[Excerpts from an interface dataset]
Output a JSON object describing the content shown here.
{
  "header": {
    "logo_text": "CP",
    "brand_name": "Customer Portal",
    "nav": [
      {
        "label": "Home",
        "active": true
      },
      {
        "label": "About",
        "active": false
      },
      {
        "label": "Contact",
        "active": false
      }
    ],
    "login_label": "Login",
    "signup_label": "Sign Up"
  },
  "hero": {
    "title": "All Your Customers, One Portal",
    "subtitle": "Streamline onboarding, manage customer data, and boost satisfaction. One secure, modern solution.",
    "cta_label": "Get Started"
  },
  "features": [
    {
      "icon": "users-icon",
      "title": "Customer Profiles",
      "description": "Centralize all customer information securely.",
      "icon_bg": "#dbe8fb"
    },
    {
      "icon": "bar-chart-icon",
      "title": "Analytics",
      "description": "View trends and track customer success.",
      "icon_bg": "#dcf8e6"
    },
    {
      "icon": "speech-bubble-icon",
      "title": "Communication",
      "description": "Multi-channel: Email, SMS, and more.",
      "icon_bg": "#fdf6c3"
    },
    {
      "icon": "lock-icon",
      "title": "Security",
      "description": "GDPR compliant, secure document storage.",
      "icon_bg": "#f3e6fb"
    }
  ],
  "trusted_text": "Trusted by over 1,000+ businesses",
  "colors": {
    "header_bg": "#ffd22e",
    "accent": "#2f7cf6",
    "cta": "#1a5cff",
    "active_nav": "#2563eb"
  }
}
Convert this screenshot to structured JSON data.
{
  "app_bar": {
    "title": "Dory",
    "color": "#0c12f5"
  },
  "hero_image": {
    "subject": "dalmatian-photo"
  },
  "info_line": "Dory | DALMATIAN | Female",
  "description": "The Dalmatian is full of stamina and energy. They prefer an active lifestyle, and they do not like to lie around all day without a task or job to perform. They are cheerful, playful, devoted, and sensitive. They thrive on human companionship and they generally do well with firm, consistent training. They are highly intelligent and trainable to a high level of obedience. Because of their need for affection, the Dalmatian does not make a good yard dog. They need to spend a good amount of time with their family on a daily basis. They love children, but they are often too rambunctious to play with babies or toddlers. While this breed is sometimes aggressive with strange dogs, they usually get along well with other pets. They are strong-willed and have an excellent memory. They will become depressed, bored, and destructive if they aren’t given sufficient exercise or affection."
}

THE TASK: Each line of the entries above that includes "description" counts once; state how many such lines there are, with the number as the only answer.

ANSWER SPACE: 5